Turks and Caicos Hotel Scene Started with Club Med
The Turks and Caicos Hotel Boom all started when All-Inclusive Resort Pioneer Opened in TCI.
Turks and Caicos was not always a mecca for tourists. In fact, many Americans had never even heard of the island chain when astronaut John Glenn splashed down in the waters of Grand Turk in 1962.
Twenty years later, Club Med opened the first hotel on Providenciales’ (Provo) Grace Bay. Today, Provo’s spectacular beach is a premier destination for tourists from all over the world.
Club Méditerranée SA (Club Med) was established in the 1950s by Belgian water polo champion Gérard Blitz and French businessman Gilbert Trigano. The first “resort” was comprised of straw huts on an Italian beachfront and based on the concept that people needed a place to recharge their batteries and focus simply on being happy. The company pioneered the concept of an all-inclusive resort and expanded rapidly after being acquired by Baron Edmond de Rothschild in 1961.
Club Med struggled in the 1990s amidst growing competition from other all-inclusive resorts and overall declines in tourism. Since the mid-2000s, Club Med has focused its efforts revamping its image as an upscale and family-oriented hotel chain.

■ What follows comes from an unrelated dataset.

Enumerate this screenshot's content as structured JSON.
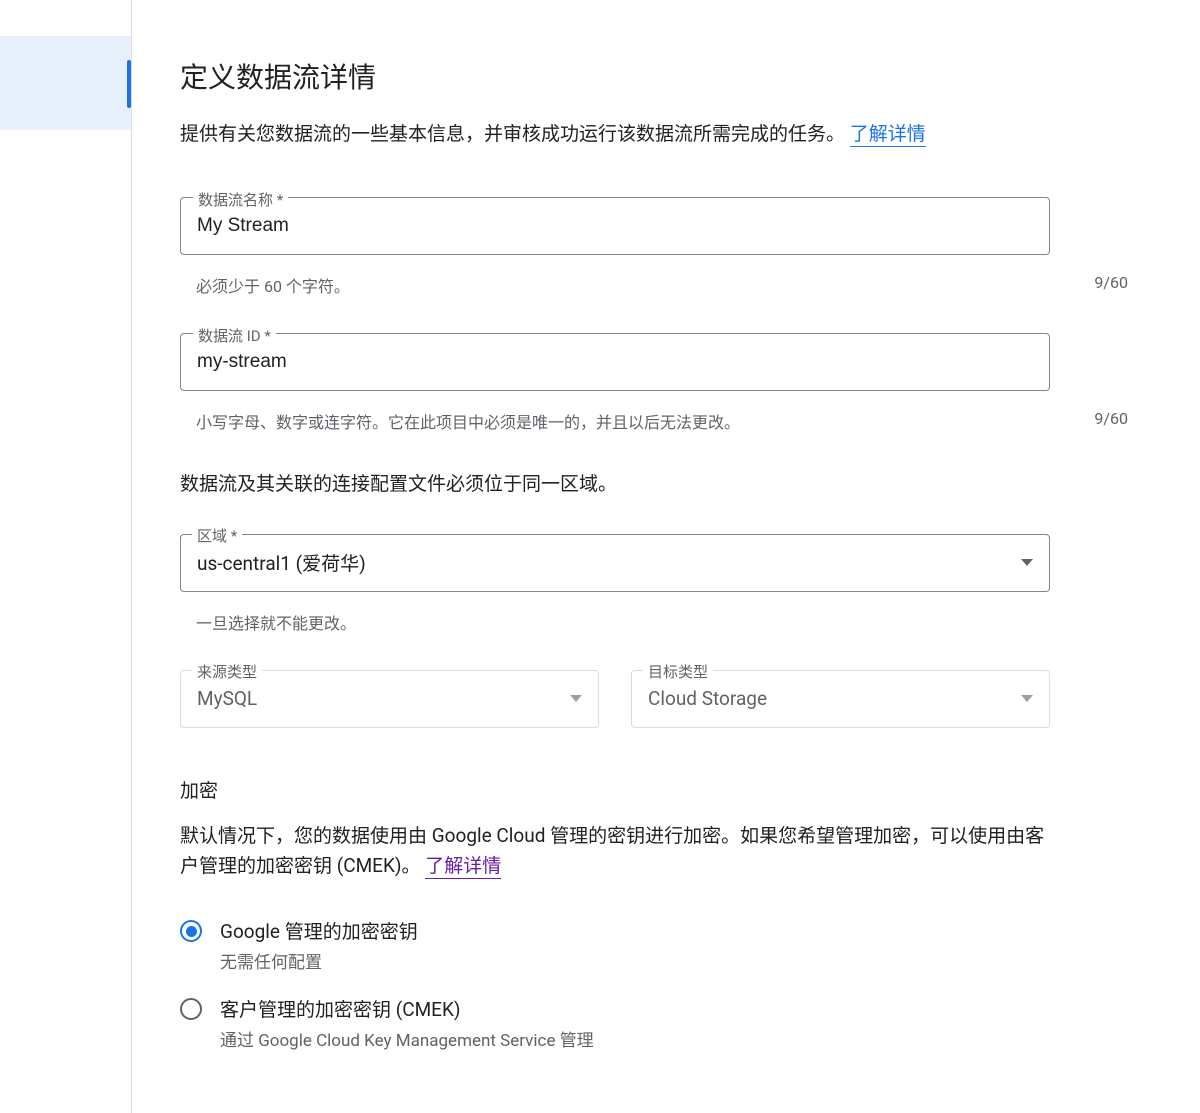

The company, which was most recently acquired by Chinese Fosun International Ltd., now operates 70 villages across the globe, with resorts in Europe, Africa, the Middle East, North America, Mexico, the Caribbean, South America, and Asia. Some resorts cater exclusively to adults, while others are family-friendly.
Club Med resorts are still referred to as “villages.
Today, Club Med resorts are still referred to as “villages.” Unique to Club Med, staff members are referred to as “GOs”, or Gentils Organisateurs (Gracious/Nice Organizers). Meanwhile, guests are known as “GMs”, or Gentils Membres (Gracious/Nice Guests/Members). Unlike other resorts, GMs and GOs are encouraged to interact, whether dining, drinking, or participating in sponsored activities, i.e. water activities, dancing, and land sports.
Club Med’s Provo resort is known as “Turquoise” and caters to adults only. The resort features a total of 291 rooms in several bungalow-style buildings, all located along Grace Bay’s 12-mile beach. Included activities include snorkeling, paddle boarding, windsurfing, yoga, tennis, and flying trapeze school. Scuba diving is available for an additional fee.